“We finished 2017 in a good position. We look forward to 2018,” U.S. Steel CEO David Burritt told industry analysts Feb. 1, according to a transcript at the website Seeking Alpha.

He continued: “We're seeing increased demand from our customers and have rescheduled some projects to ensure that we can make enough steel to support our customers' needs.”

Still, the steel companies complain they're victims of unfair foreign competition.

“The industry isn't doing as bad as their press releases say it is,” says steel analyst Charles Bradford, president of Bradford Research. “Any time world economic growth is over 3 percent, the steel industry usually does OK.”

The International Monetary Fund says the global economy grew 3.7 percent last year and expects it to grow 3.9 percent in 2018.

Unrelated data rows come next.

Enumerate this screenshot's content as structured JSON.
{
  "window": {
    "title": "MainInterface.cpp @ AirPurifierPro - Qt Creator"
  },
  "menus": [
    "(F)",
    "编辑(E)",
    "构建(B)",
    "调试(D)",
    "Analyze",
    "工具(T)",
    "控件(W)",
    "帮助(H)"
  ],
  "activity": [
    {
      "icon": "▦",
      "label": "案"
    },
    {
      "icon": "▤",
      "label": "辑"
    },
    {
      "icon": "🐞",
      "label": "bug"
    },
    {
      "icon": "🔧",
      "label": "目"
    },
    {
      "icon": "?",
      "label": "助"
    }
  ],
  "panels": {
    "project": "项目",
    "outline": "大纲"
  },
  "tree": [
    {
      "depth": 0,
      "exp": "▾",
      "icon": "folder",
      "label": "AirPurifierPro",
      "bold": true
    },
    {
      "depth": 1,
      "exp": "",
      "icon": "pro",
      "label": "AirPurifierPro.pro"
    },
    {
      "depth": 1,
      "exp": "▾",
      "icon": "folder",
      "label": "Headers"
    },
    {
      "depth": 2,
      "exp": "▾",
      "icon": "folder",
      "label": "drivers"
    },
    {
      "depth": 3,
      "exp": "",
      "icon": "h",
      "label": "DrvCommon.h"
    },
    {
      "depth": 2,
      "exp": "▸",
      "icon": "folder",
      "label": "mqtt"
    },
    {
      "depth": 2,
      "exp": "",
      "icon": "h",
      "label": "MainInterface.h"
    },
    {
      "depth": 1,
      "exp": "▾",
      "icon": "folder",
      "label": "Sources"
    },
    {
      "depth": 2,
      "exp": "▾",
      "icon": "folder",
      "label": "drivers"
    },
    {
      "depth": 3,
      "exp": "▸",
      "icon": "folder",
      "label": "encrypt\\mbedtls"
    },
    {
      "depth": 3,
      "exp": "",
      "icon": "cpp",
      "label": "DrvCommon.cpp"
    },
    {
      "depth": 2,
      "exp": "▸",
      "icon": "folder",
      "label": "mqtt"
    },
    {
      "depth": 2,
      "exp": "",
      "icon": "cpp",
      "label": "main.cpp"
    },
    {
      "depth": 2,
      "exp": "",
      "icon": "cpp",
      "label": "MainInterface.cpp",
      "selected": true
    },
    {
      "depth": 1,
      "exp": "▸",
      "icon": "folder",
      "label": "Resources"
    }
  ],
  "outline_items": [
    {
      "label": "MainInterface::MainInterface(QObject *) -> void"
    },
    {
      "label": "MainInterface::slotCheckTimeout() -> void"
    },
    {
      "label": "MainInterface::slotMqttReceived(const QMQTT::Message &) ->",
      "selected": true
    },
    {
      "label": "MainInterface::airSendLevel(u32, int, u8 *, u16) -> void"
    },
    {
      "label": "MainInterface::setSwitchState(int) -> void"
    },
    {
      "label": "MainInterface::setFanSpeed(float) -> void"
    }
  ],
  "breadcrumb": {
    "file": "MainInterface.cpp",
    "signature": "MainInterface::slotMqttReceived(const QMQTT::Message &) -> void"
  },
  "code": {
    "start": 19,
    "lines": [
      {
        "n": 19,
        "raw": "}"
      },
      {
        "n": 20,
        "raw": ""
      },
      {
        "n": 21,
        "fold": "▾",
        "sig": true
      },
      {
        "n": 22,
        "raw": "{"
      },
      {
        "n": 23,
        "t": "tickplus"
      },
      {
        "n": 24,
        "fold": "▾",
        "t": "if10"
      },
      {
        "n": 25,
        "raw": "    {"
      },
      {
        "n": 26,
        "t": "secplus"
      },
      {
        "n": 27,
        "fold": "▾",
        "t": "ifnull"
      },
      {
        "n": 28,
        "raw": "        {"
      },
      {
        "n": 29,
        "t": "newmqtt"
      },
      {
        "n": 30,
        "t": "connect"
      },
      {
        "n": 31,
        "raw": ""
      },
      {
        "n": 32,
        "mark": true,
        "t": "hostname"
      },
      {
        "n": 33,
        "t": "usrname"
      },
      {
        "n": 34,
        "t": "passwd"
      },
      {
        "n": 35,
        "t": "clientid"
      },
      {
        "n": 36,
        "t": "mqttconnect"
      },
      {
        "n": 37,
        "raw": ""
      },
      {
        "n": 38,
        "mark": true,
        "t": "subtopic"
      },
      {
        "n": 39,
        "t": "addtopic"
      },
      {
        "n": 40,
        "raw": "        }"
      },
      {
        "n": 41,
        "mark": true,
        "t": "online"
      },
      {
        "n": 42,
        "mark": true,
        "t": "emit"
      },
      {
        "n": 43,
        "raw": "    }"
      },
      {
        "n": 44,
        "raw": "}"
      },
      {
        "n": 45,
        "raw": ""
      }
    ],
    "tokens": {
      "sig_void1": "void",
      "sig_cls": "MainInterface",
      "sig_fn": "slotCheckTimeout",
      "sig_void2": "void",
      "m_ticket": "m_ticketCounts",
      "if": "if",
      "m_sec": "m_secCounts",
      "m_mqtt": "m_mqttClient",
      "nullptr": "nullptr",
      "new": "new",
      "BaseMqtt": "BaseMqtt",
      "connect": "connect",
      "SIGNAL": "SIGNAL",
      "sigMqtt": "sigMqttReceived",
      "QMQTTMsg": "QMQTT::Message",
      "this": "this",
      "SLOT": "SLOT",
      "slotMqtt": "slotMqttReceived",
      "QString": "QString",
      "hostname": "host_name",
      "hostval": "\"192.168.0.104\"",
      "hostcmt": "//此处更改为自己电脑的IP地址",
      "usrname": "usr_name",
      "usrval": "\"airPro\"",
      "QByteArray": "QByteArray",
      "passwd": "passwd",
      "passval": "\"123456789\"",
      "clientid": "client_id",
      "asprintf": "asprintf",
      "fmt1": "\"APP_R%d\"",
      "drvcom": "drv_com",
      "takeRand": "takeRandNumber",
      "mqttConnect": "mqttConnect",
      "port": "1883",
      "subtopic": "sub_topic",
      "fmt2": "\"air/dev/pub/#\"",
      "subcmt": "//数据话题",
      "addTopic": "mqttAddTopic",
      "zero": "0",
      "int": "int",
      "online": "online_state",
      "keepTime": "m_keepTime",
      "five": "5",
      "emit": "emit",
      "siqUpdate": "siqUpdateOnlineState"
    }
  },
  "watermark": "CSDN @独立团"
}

The U.S. economy grew 2.3 percent last year, an improvement on 1.5 percent growth in 2016. Also raising demand for steel: Florida and Texas are rebuilding after last year's ruinous hurricanes.

Ned Hill, a professor at Ohio State University's John Glenn College of Public Affairs who studies economic development, says that after decades of cost-cutting and restructuring, American steel is “a vastly improved industry. It seems to me that they've established a competitive equilibrium.”

In the 1980s, American steelmakers needed 10.1 man-hours to produce a ton of steel; now they need 1.5 man-hours, says Joe Innace of S&P Global Platts.

Most American steel is now made at super-efficient mini mills, which use electric arc furnaces to turn scrap metal into steel. (Traditional integrated steel mills make steel from scratch, feeding iron ore and coking coal into blast furnaces.) Some mini-mills need just 0.5 man-hours to produce a ton of steel, Innace says.

Increased productivity means today's steel mills don't need as many workers. Steel industry employment peaked at 650,000 in 1953. By the start of this year, U.S. steelmakers employed just 143,000.